DeMarco’s collaborator in policy proposals at Milken was Michael Bright, a former aide to Sen. Bob Corker, R-TN, who led congressional efforts to dismantle Fannie and Freddie as Senate Banking Chairman in the last Congress and is gearing up to try again. DeMarco has praised Corker’s so-called Jump Start bill. As we have noted, the proposal would not facilitate reform at Fannie and Freddie but nullify FHFA’s statutory authority as conservator and empower Congress.

Incidentally, Corker’s ties to Wells Fargo were scrutinized in a new piece by Jerome Corsi at Infowars this week that loosely connects the dots about the bank’s role in keeping Corker out of bankruptcy when real estate deals in which Corker had been involved ran into trouble years ago and its subsequent contributions to Corker’s campaigns.

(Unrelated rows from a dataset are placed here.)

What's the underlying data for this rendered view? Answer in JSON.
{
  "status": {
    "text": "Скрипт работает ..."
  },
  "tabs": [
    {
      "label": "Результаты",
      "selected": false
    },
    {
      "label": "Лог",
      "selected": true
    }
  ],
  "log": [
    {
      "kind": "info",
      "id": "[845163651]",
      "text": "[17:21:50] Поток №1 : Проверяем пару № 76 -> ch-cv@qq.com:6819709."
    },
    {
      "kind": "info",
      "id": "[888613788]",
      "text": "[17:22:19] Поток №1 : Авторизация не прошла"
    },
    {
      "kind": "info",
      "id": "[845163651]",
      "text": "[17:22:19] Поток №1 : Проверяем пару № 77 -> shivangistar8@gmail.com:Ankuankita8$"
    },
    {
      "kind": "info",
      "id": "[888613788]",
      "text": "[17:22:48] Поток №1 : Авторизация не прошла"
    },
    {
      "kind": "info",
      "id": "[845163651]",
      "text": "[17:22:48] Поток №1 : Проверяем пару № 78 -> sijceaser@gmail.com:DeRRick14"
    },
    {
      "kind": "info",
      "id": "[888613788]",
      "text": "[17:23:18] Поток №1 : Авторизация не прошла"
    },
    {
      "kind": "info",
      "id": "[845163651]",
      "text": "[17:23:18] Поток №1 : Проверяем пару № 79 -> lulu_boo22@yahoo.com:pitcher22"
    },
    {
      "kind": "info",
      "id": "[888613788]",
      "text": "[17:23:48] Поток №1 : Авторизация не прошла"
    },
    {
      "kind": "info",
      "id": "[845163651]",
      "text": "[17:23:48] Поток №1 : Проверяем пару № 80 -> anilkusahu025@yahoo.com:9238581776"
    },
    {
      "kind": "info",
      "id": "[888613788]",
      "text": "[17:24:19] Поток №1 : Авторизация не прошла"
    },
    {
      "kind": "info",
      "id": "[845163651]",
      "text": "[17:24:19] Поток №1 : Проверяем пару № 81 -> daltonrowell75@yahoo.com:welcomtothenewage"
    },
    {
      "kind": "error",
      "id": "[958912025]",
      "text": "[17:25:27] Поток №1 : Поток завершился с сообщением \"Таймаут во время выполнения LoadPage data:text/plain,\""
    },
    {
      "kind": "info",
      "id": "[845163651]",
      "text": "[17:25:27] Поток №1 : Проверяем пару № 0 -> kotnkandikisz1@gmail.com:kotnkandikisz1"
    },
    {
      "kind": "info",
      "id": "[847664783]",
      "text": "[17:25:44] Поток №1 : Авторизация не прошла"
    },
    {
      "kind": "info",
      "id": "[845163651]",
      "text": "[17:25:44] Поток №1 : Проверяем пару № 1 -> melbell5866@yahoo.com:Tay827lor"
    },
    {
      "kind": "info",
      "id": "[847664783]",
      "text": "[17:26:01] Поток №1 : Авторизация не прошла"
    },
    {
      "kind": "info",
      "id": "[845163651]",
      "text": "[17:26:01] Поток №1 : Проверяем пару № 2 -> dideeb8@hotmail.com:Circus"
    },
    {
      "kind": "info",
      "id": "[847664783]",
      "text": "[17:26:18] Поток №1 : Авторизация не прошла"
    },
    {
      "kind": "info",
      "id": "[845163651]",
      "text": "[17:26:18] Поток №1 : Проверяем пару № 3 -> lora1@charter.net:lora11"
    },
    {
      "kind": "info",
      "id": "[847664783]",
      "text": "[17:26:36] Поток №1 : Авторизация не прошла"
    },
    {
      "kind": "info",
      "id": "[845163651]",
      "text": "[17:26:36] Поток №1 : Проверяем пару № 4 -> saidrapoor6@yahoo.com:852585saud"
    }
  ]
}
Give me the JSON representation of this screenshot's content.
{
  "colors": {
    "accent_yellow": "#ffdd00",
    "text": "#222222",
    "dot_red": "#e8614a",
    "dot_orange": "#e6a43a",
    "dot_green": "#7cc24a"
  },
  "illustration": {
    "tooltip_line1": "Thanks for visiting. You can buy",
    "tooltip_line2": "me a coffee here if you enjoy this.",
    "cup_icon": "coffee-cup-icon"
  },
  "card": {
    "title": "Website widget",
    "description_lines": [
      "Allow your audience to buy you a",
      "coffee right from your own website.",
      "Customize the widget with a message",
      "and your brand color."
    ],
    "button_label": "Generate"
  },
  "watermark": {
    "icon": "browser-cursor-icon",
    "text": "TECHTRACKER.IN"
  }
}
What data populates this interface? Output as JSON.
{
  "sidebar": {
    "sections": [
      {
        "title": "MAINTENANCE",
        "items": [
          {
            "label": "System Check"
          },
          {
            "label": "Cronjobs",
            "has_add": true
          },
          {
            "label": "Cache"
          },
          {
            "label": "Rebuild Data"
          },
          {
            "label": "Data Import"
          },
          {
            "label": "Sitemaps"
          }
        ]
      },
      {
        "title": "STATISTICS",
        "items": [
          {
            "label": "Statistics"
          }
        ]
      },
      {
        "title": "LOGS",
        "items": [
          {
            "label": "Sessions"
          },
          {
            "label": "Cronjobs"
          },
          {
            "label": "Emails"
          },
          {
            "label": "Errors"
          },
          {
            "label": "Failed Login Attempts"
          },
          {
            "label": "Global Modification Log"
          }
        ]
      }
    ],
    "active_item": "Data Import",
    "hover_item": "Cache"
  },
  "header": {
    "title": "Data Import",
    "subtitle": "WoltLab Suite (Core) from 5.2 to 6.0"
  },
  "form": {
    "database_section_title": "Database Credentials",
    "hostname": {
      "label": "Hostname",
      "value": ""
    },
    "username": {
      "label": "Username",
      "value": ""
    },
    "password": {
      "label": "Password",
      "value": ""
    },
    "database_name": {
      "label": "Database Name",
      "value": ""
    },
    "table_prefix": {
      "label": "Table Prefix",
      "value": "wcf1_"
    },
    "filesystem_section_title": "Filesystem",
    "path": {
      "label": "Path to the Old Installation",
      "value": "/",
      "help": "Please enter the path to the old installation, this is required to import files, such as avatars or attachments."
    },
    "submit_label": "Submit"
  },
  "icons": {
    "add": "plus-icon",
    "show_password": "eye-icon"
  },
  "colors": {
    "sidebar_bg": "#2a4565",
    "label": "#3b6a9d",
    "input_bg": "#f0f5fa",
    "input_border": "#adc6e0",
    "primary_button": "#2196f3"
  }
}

Leading up to the 2008 financial crisis, Wells Fargo accounted for close to a third of the country’s home loans. Its enthusiasm for originating loans was evident early last year when it admitted to deceiving the U.S. government into insuring thousands of risky mortgages and agreed to pay a record $1.2 billion to settle a lawsuit initiated by the U.S. Department of Justice. While it now has a much reduced market share, it continues to work the levers of power in Washington. In the years just after the financial crisis, the bank more than doubled its outlays for lobbying to $7.8 million, according to the Center for Responsive Politics. Last year, it spent nearly $5 million lobbying Congress.  Housing finance reform has been a top priority in these efforts, specifically policies that would give large banks a bigger role in the mortgage market.

Fannie and Freddie are now in the ninth year of a conservatorship that Ed DeMarco at varying times supervised and undermined. As a result of policies DeMarco spearheaded, the GSEs have had their capital swept up and are now inching toward the need for more taxpayer-funded assistance. Meanwhile, Wells Fargo and other banks have gotten larger but no more responsible as they continue to throw millions of dollars at Members of Congress. And now DeMarco is better positioned than ever to help these banks supplant the GSEs. Taxpayers, working Americans seeking affordable homeownership, and shareholders can rightfully wonder if this is all going to end well for them or for DeMarco and his pals at the Financial Services Roundtable.